***** Supplied material *****

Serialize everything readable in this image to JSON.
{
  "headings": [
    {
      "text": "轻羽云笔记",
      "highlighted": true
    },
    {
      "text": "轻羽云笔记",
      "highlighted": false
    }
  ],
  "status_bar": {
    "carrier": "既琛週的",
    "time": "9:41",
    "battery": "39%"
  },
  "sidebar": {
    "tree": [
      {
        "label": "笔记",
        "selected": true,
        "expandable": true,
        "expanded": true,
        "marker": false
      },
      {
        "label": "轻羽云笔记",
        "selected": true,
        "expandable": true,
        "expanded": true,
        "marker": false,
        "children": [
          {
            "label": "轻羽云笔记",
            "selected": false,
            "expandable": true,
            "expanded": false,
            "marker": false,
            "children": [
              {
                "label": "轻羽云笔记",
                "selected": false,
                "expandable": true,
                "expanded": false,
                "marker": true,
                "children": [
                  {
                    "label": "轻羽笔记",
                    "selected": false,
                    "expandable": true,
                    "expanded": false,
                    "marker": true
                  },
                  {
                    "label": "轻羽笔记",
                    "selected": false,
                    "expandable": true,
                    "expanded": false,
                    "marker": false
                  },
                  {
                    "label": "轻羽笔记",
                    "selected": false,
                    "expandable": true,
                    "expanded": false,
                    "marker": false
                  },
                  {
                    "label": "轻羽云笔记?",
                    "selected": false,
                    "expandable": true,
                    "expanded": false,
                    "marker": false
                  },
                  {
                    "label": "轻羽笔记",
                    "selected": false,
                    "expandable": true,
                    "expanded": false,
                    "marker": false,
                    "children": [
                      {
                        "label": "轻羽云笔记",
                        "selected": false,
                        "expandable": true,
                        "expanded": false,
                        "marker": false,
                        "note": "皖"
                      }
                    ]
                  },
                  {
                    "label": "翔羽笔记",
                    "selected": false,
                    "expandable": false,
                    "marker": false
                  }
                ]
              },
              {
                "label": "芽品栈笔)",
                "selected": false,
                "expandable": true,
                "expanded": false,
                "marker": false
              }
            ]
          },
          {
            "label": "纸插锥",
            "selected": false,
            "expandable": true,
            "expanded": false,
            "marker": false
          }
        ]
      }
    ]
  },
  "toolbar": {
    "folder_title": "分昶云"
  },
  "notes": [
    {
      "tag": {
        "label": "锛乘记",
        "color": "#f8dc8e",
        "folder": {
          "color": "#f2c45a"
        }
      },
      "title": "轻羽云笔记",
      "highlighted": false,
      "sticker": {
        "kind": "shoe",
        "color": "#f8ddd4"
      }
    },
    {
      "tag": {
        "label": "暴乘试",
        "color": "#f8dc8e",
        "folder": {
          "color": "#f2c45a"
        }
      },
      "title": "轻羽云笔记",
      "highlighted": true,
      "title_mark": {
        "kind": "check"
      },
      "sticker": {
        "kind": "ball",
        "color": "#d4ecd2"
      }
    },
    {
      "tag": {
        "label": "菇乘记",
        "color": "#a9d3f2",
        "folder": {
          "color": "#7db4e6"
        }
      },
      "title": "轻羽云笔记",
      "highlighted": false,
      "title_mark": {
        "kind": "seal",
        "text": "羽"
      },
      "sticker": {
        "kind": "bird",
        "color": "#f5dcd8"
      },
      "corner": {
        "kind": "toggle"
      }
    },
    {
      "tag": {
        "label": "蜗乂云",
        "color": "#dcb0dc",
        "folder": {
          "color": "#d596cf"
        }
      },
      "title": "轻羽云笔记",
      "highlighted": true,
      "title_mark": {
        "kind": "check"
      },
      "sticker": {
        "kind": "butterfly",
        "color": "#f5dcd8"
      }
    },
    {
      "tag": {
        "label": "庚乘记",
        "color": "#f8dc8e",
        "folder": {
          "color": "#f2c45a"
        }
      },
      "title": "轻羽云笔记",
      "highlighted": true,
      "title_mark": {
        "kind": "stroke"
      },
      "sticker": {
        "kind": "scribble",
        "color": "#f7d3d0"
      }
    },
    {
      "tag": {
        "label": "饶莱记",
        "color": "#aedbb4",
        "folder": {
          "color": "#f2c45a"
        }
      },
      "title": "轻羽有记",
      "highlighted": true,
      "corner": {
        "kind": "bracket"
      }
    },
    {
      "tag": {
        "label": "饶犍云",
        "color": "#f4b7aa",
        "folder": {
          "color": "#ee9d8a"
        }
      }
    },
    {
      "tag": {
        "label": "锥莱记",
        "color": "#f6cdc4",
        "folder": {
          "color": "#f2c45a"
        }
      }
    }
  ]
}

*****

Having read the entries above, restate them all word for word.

**Output of the task**:
Serialize everything readable in this image to JSON.
{
  "headings": [
    {
      "text": "轻羽云笔记",
      "highlighted": true
    },
    {
      "text": "轻羽云笔记",
      "highlighted": false
    }
  ],
  "status_bar": {
    "carrier": "既琛週的",
    "time": "9:41",
    "battery": "39%"
  },
  "sidebar": {
    "tree": [
      {
        "label": "笔记",
        "selected": true,
        "expandable": true,
        "expanded": true,
        "marker": false
      },
      {
        "label": "轻羽云笔记",
        "selected": true,
        "expandable": true,
        "expanded": true,
        "marker": false,
        "children": [
          {
            "label": "轻羽云笔记",
            "selected": false,
            "expandable": true,
            "expanded": false,
            "marker": false,
            "children": [
              {
                "label": "轻羽云笔记",
                "selected": false,
                "expandable": true,
                "expanded": false,
                "marker": true,
                "children": [
                  {
                    "label": "轻羽笔记",
                    "selected": false,
                    "expandable": true,
                    "expanded": false,
                    "marker": true
                  },
                  {
                    "label": "轻羽笔记",
                    "selected": false,
                    "expandable": true,
                    "expanded": false,
                    "marker": false
                  },
                  {
                    "label": "轻羽笔记",
                    "selected": false,
                    "expandable": true,
                    "expanded": false,
                    "marker": false
                  },
                  {
                    "label": "轻羽云笔记?",
                    "selected": false,
                    "expandable": true,
                    "expanded": false,
                    "marker": false
                  },
                  {
                    "label": "轻羽笔记",
                    "selected": false,
                    "expandable": true,
                    "expanded": false,
                    "marker": false,
                    "children": [
                      {
                        "label": "轻羽云笔记",
                        "selected": false,
                        "expandable": true,
                        "expanded": false,
                        "marker": false,
                        "note": "皖"
                      }
                    ]
                  },
                  {
                    "label": "翔羽笔记",
                    "selected": false,
                    "expandable": false,
                    "marker": false
                  }
                ]
              },
              {
                "label": "芽品栈笔)",
                "selected": false,
                "expandable": true,
                "expanded": false,
                "marker": false
              }
            ]
          },
          {
            "label": "纸插锥",
            "selected": false,
            "expandable": true,
            "expanded": false,
            "marker": false
          }
        ]
      }
    ]
  },
  "toolbar": {
    "folder_title": "分昶云"
  },
  "notes": [
    {
      "tag": {
        "label": "锛乘记",
        "color": "#f8dc8e",
        "folder": {
          "color": "#f2c45a"
        }
      },
      "title": "轻羽云笔记",
      "highlighted": false,
      "sticker": {
        "kind": "shoe",
        "color": "#f8ddd4"
      }
    },
    {
      "tag": {
        "label": "暴乘试",
        "color": "#f8dc8e",
        "folder": {
          "color": "#f2c45a"
        }
      },
      "title": "轻羽云笔记",
      "highlighted": true,
      "title_mark": {
        "kind": "check"
      },
      "sticker": {
        "kind": "ball",
        "color": "#d4ecd2"
      }
    },
    {
      "tag": {
        "label": "菇乘记",
        "color": "#a9d3f2",
        "folder": {
          "color": "#7db4e6"
        }
      },
      "title": "轻羽云笔记",
      "highlighted": false,
      "title_mark": {
        "kind": "seal",
        "text": "羽"
      },
      "sticker": {
        "kind": "bird",
        "color": "#f5dcd8"
      },
      "corner": {
        "kind": "toggle"
      }
    },
    {
      "tag": {
        "label": "蜗乂云",
        "color": "#dcb0dc",
        "folder": {
          "color": "#d596cf"
        }
      },
      "title": "轻羽云笔记",
      "highlighted": true,
      "title_mark": {
        "kind": "check"
      },
      "sticker": {
        "kind": "butterfly",
        "color": "#f5dcd8"
      }
    },
    {
      "tag": {
        "label": "庚乘记",
        "color": "#f8dc8e",
        "folder": {
          "color": "#f2c45a"
        }
      },
      "title": "轻羽云笔记",
      "highlighted": true,
      "title_mark": {
        "kind": "stroke"
      },
      "sticker": {
        "kind": "scribble",
        "color": "#f7d3d0"
      }
    },
    {
      "tag": {
        "label": "饶莱记",
        "color": "#aedbb4",
        "folder": {
          "color": "#f2c45a"
        }
      },
      "title": "轻羽有记",
      "highlighted": true,
      "corner": {
        "kind": "bracket"
      }
    },
    {
      "tag": {
        "label": "饶犍云",
        "color": "#f4b7aa",
        "folder": {
          "color": "#ee9d8a"
        }
      }
    },
    {
      "tag": {
        "label": "锥莱记",
        "color": "#f6cdc4",
        "folder": {
          "color": "#f2c45a"
        }
      }
    }
  ]
}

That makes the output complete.